Philoxenus portrait.jpg
Portrait of Philoxenus
Indo-Greek king
Reign100–95 BCE
DiedMathura
Silver tetradrachm of king Philoxenus.
Obv: Helmetted, diademed and draped bust of Philoxenus. Greek legend ΒΑΣΙΛΕΩΣ ΑΝΙΚΗΤΟΥ ΦΙΛΟΞΕΝΟΥ "Of the Invincible King Philoxenus"
Rev: King on prancing horse in military dress. Kharoshti legend MAHARAJASA APADIHATASA PHILASINASA "Undefeatable King Philoxenus".
Coin of Philoxenus, making a blessing gesture with his right hand. Kharoshti legend MAHARAJASA APADIHATASA PHILASINASA "Invincible King Philoxenus". British Museum.

Philoxenus Anicetus (Greek: Φιλόξενος ὁ Ἀνίκητος; epithet means "the Invincible") was an Indo-Greek king who ruled in the region spanning the Paropamisade to Punjab. Philoxenus seems to have been quite an important king who might briefly have ruled most of the Indo-Greek territory. Bopearachchi dates Philoxenus to c. 100–95 BCE and R. C. Senior to c. 125–110 BCE.

Historians have not yet connected Philoxenus with any dynasty, but he could have been the father of the princess Kalliope, who was married to the king Hermaeus.

Coins of Philoxenos[edit]

Philoxenus struck several series of bilingual Indian silver coins, with a reverse of a mounted king, a type previously used as obverse by Antimachus II sixty years earlier and as reverse on rare types of Nicias. Whether the horseman was a dynastic emblem or a portrait of the king as a cavalryman is unclear. Several Saka kings used similar horsemen on their coinage.

His drachms were square, another feature that was rare among Indo-Greeks but standard for Sakas, and this indicates that Philoxenus had connections with the nomads that had conquered Bactria.

Philoxenus struck bronzes with female deity/bull, or Helios/Nike.

Philoxenus also minted some Attic-type tetradrachms (with Greek legend only), meant for circulation in Bactria.

Overstrikes[edit]

Philoxenos with head of Gorgon.

One overstrike is known, of Epander over Philoxenus.

Other coins[edit]

See also[edit]

References[edit]

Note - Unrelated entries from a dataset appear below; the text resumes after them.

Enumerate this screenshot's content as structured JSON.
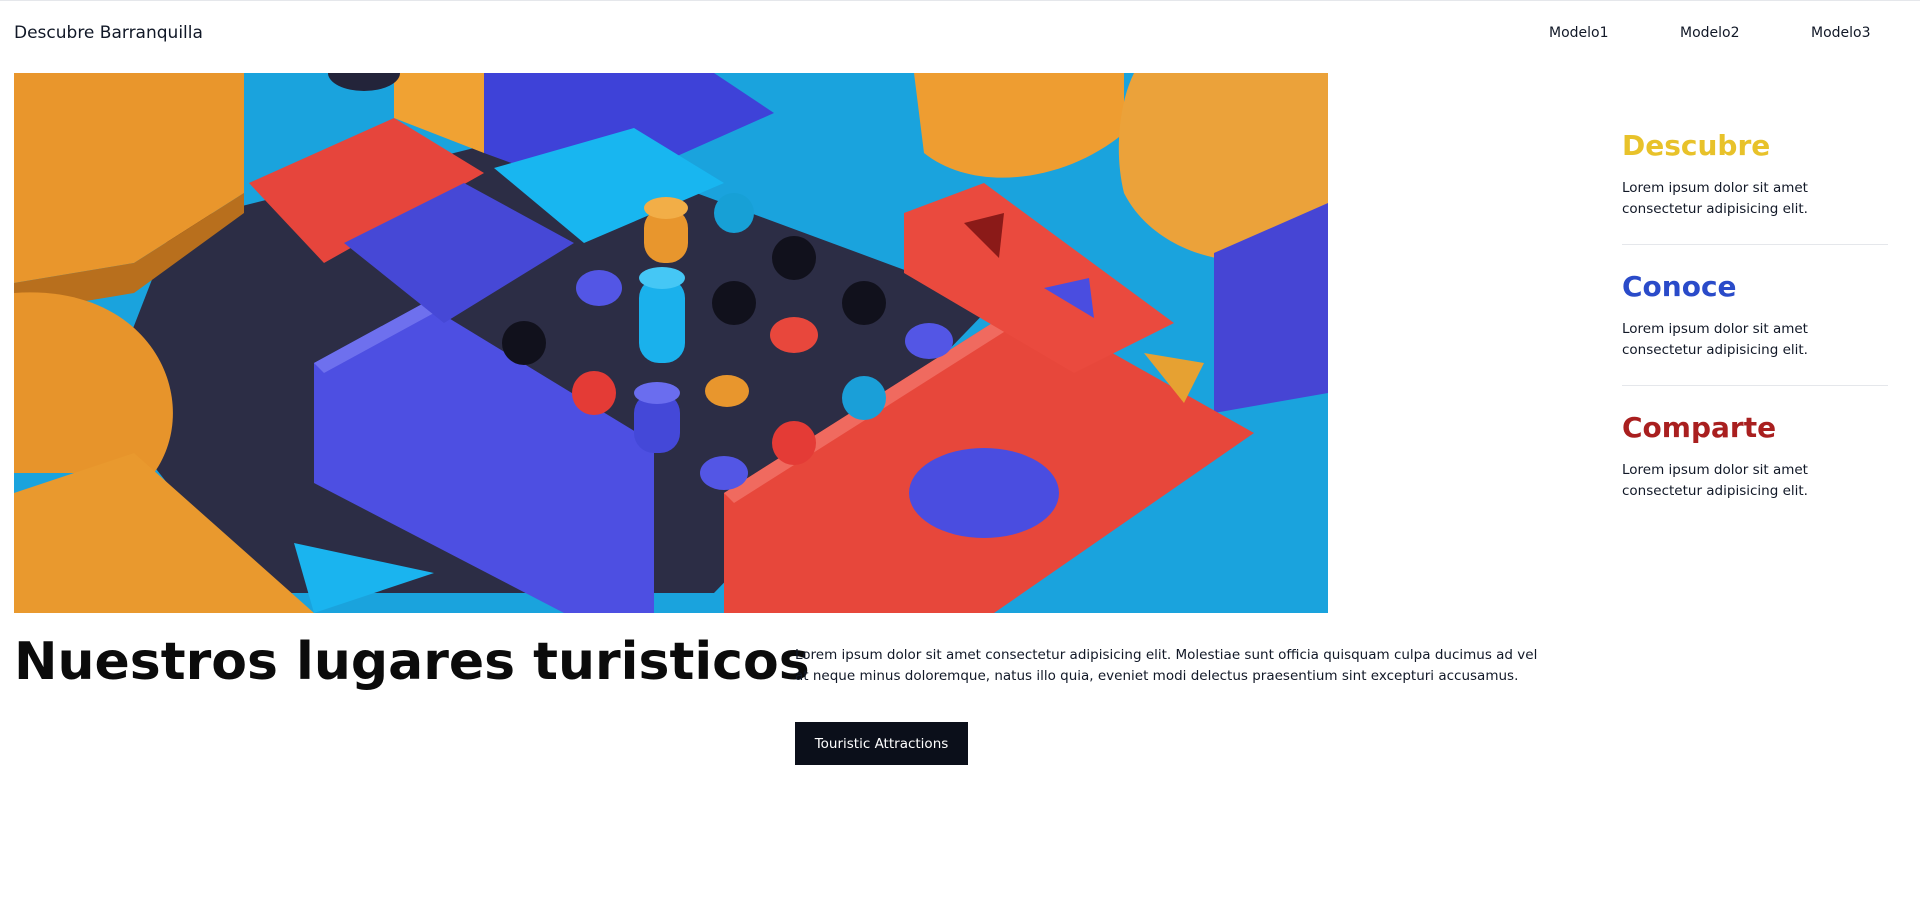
{
  "header": {
    "brand": "Descubre Barranquilla",
    "nav": [
      {
        "label": "Modelo1"
      },
      {
        "label": "Modelo2"
      },
      {
        "label": "Modelo3"
      }
    ]
  },
  "hero": {
    "image_subject": "3D colorful geometric blocks puzzle illustration"
  },
  "sidebar": {
    "items": [
      {
        "title": "Descubre",
        "text": "Lorem ipsum dolor sit amet consectetur adipisicing elit.",
        "color": "#e8c22a"
      },
      {
        "title": "Conoce",
        "text": "Lorem ipsum dolor sit amet consectetur adipisicing elit.",
        "color": "#2a4bc9"
      },
      {
        "title": "Comparte",
        "text": "Lorem ipsum dolor sit amet consectetur adipisicing elit.",
        "color": "#a91f1f"
      }
    ]
  },
  "main": {
    "headline": "Nuestros lugares turisticos",
    "intro": "Lorem ipsum dolor sit amet consectetur adipisicing elit. Molestiae sunt officia quisquam culpa ducimus ad vel at neque minus doloremque, natus illo quia, eveniet modi delectus praesentium sint excepturi accusamus.",
    "cta_label": "Touristic Attractions"
  }
}
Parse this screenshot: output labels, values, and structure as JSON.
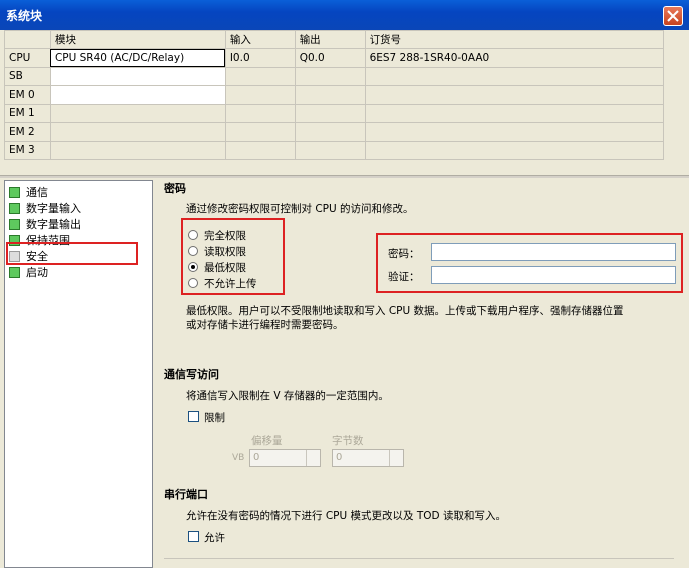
{
  "window": {
    "title": "系统块"
  },
  "grid": {
    "headers": [
      "",
      "模块",
      "输入",
      "输出",
      "订货号"
    ],
    "rows": [
      {
        "label": "CPU",
        "module": "CPU SR40 (AC/DC/Relay)",
        "input": "I0.0",
        "output": "Q0.0",
        "order": "6ES7 288-1SR40-0AA0"
      },
      {
        "label": "SB",
        "module": "",
        "input": "",
        "output": "",
        "order": ""
      },
      {
        "label": "EM 0",
        "module": "",
        "input": "",
        "output": "",
        "order": ""
      },
      {
        "label": "EM 1",
        "module": "",
        "input": "",
        "output": "",
        "order": ""
      },
      {
        "label": "EM 2",
        "module": "",
        "input": "",
        "output": "",
        "order": ""
      },
      {
        "label": "EM 3",
        "module": "",
        "input": "",
        "output": "",
        "order": ""
      }
    ]
  },
  "tree": {
    "items": [
      {
        "label": "通信"
      },
      {
        "label": "数字量输入"
      },
      {
        "label": "数字量输出"
      },
      {
        "label": "保持范围"
      },
      {
        "label": "安全"
      },
      {
        "label": "启动"
      }
    ]
  },
  "password": {
    "heading": "密码",
    "desc": "通过修改密码权限可控制对 CPU 的访问和修改。",
    "options": [
      "完全权限",
      "读取权限",
      "最低权限",
      "不允许上传"
    ],
    "selected": "最低权限",
    "pwd_label": "密码：",
    "verify_label": "验证：",
    "note_line1": "最低权限。用户可以不受限制地读取和写入 CPU 数据。上传或下载用户程序、强制存储器位置",
    "note_line2": "或对存储卡进行编程时需要密码。"
  },
  "comm_write": {
    "heading": "通信写访问",
    "desc": "将通信写入限制在 V 存储器的一定范围内。",
    "limit_label": "限制",
    "offset_label": "偏移量",
    "bytes_label": "字节数",
    "vb_prefix": "VB",
    "offset_value": "0",
    "bytes_value": "0"
  },
  "serial": {
    "heading": "串行端口",
    "desc": "允许在没有密码的情况下进行 CPU 模式更改以及 TOD 读取和写入。",
    "allow_label": "允许"
  },
  "colors": {
    "highlight_red": "#dd2222",
    "title_blue": "#0a46b8"
  }
}
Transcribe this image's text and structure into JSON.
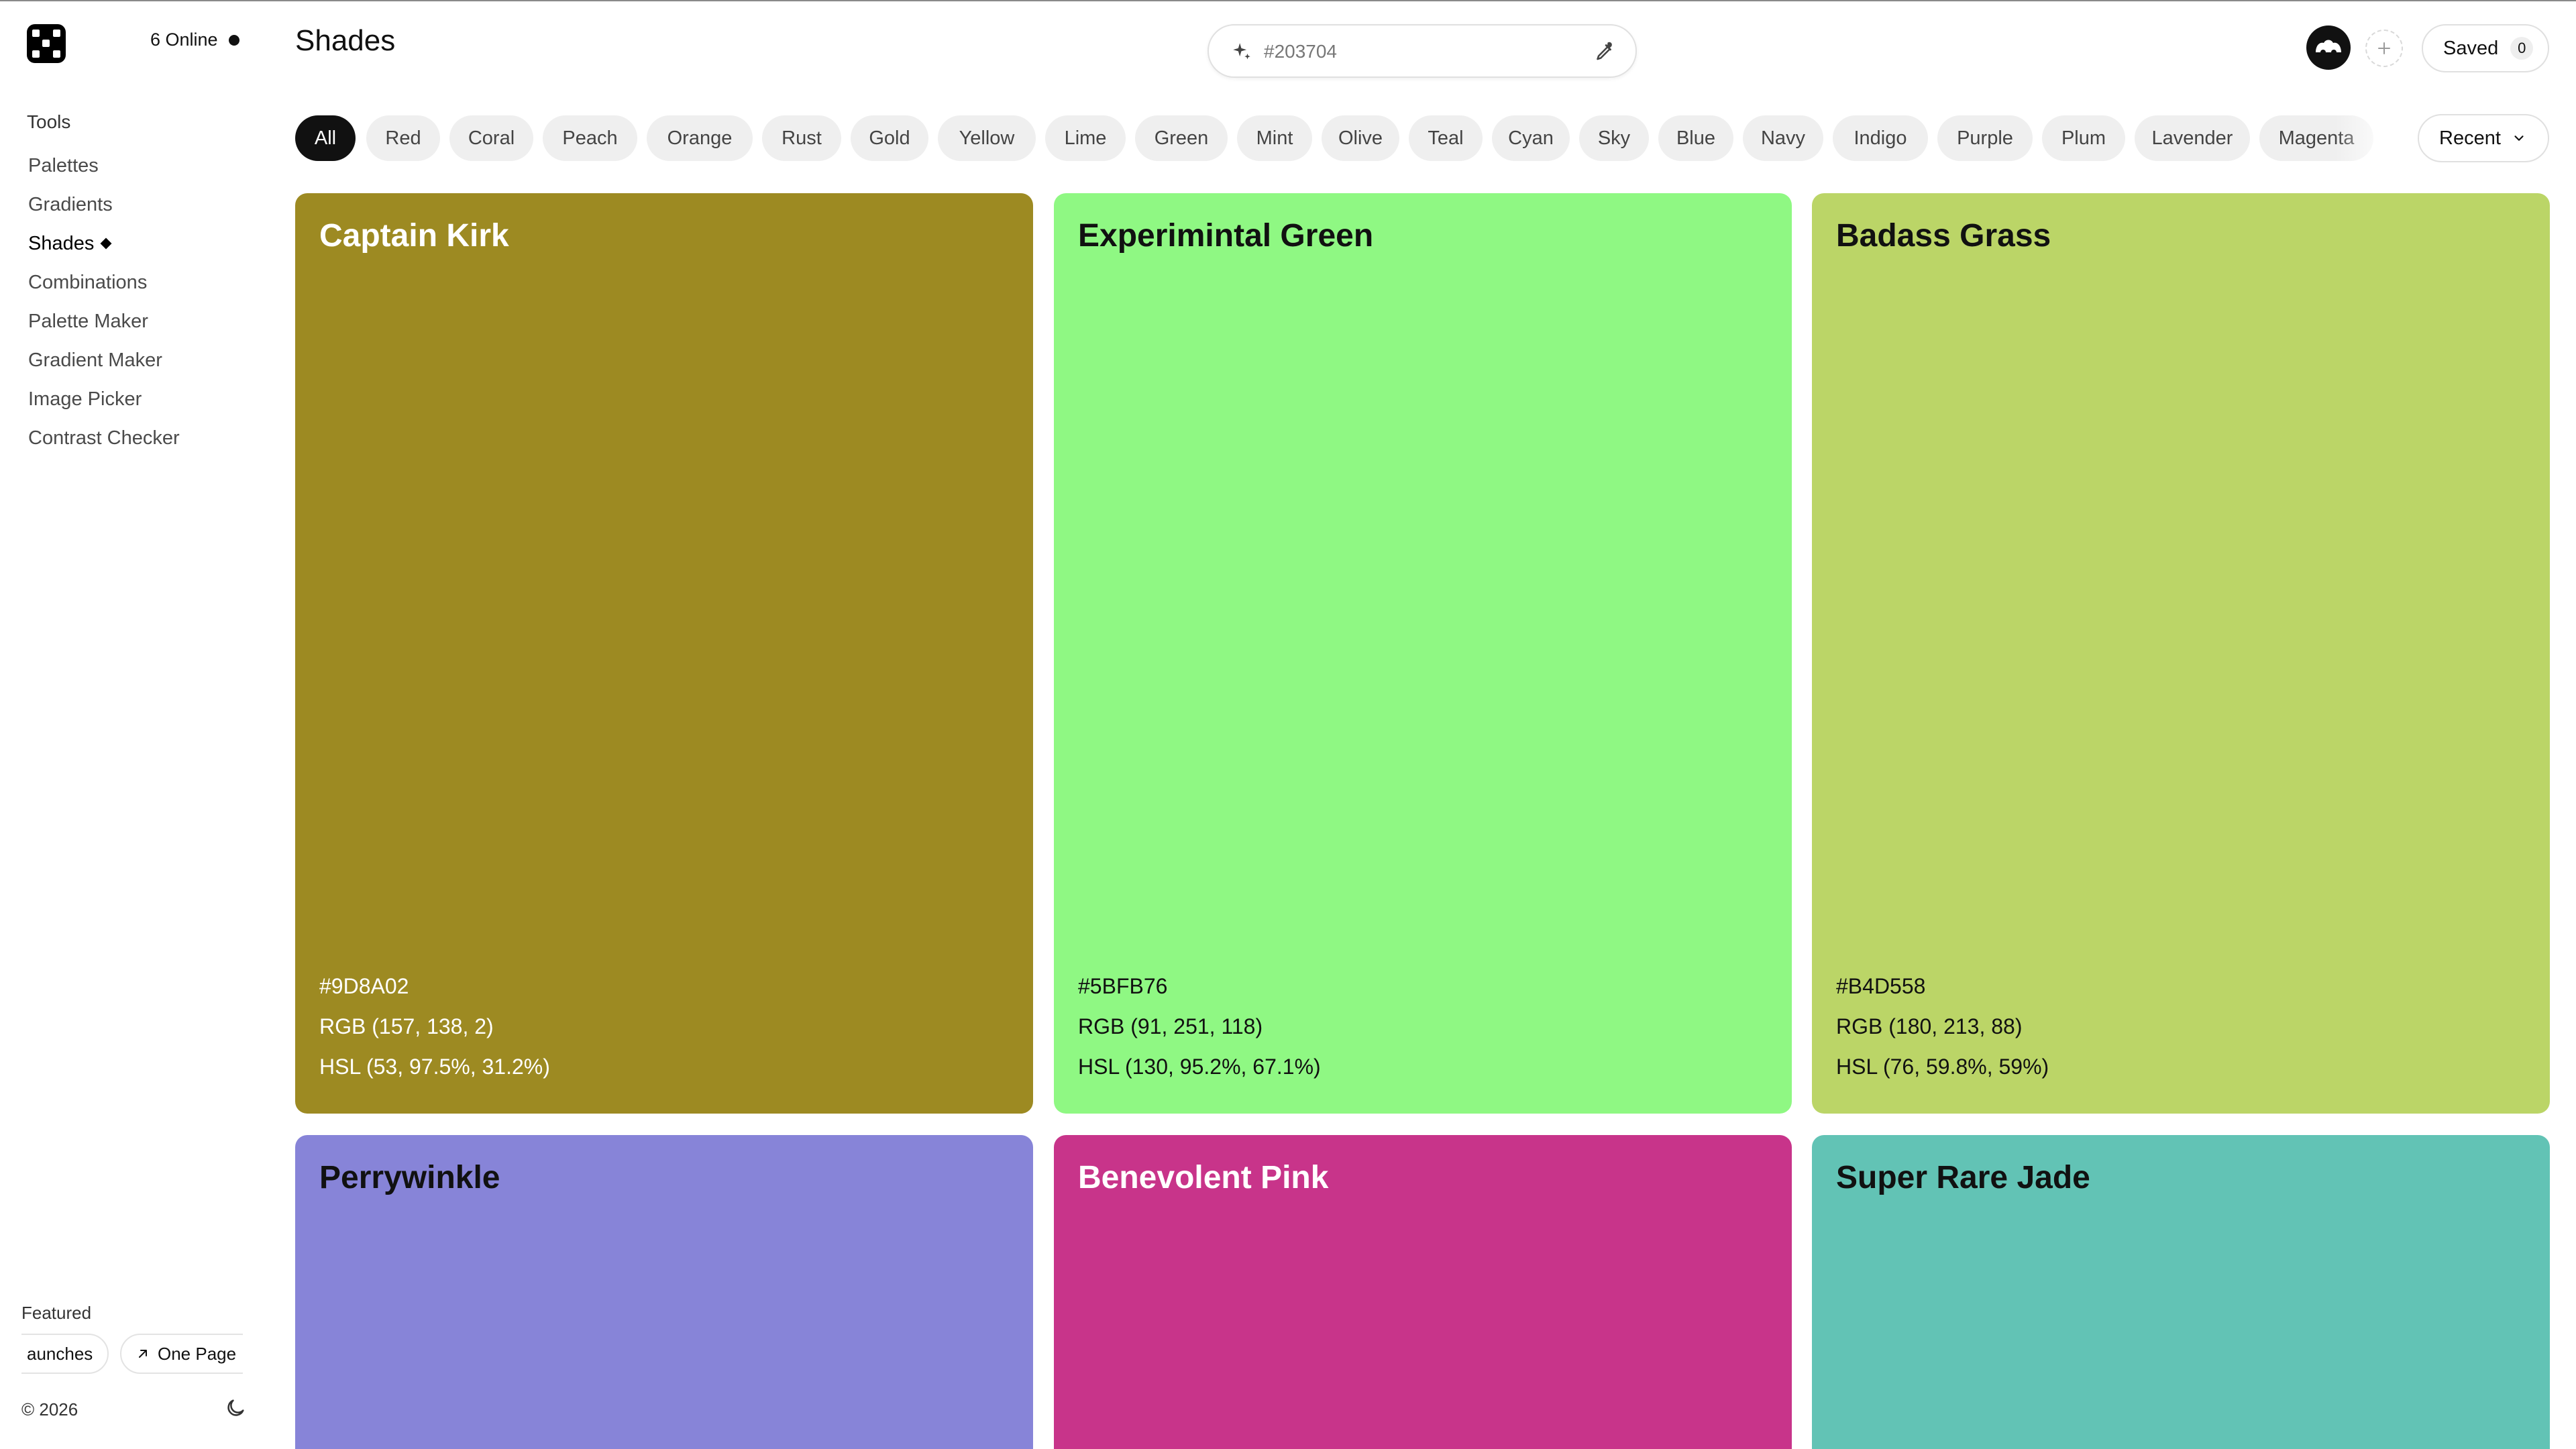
{
  "app": {
    "online_text": "6 Online",
    "page_title": "Shades"
  },
  "sidebar": {
    "section_title": "Tools",
    "items": [
      {
        "label": "Palettes",
        "active": false
      },
      {
        "label": "Gradients",
        "active": false
      },
      {
        "label": "Shades",
        "active": true
      },
      {
        "label": "Combinations",
        "active": false
      },
      {
        "label": "Palette Maker",
        "active": false
      },
      {
        "label": "Gradient Maker",
        "active": false
      },
      {
        "label": "Image Picker",
        "active": false
      },
      {
        "label": "Contrast Checker",
        "active": false
      }
    ],
    "featured_label": "Featured",
    "featured": [
      "aunches",
      "One Page"
    ],
    "copyright": "© 2026"
  },
  "search": {
    "placeholder": "#203704",
    "value": ""
  },
  "header": {
    "saved_label": "Saved",
    "saved_count": "0"
  },
  "filters": {
    "chips": [
      "All",
      "Red",
      "Coral",
      "Peach",
      "Orange",
      "Rust",
      "Gold",
      "Yellow",
      "Lime",
      "Green",
      "Mint",
      "Olive",
      "Teal",
      "Cyan",
      "Sky",
      "Blue",
      "Navy",
      "Indigo",
      "Purple",
      "Plum",
      "Lavender",
      "Magenta"
    ],
    "active": "All",
    "sort_label": "Recent"
  },
  "cards": [
    {
      "name": "Captain Kirk",
      "color": "#9D8A22",
      "text_color": "#ffffff",
      "hex": "#9D8A02",
      "rgb": "RGB (157, 138, 2)",
      "hsl": "HSL (53, 97.5%, 31.2%)"
    },
    {
      "name": "Experimintal Green",
      "color": "#8FF883",
      "text_color": "#111111",
      "hex": "#5BFB76",
      "rgb": "RGB (91, 251, 118)",
      "hsl": "HSL (130, 95.2%, 67.1%)"
    },
    {
      "name": "Badass Grass",
      "color": "#BBD567",
      "text_color": "#111111",
      "hex": "#B4D558",
      "rgb": "RGB (180, 213, 88)",
      "hsl": "HSL (76, 59.8%, 59%)"
    },
    {
      "name": "Perrywinkle",
      "color": "#8784D8",
      "text_color": "#111111"
    },
    {
      "name": "Benevolent Pink",
      "color": "#C8348A",
      "text_color": "#ffffff"
    },
    {
      "name": "Super Rare Jade",
      "color": "#62C3B5",
      "text_color": "#111111"
    }
  ],
  "icons": {
    "logo": "logo-icon",
    "status": "status-dot-icon",
    "sparkle": "sparkle-icon",
    "dropper": "eyedropper-icon",
    "plus": "plus-icon",
    "chevron": "chevron-down-icon",
    "arrow": "arrow-up-right-icon",
    "moon": "moon-icon",
    "avatar": "avatar-icon"
  }
}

  • The Greeks in Bactria and India, W. W. Tarn, Cambridge University Press.

External links[edit]

Preceded by
Antialcidas
(in Paropamisade, Arachosia, Gandhara)
Indo-Greek Ruler
(in Paropamisadae, Arachosia,
Gandhara, Punjab)

100 – 95 BC
Succeeded by
Diomedes
(in Paropamisade)
Succeeded by
Amyntas
(in Arachosia, Gandhara)
Preceded by
Demetrius III or Polyxenios
(in Punjab)
Succeeded by
Epander
(in Punjab)


  1. ^ O. Bopearachchi, "Monnaies gréco-bactriennes et indo-grecques, Catalogue raisonné", Bibliothèque Nationale, Paris, 1991, p.453
  2. ^ Quintanilla, Sonya Rhie (2 April 2019). "History of Early Stone Sculpture at Mathura: Ca. 150 BCE - 100 CE". BRILL – via Google Books.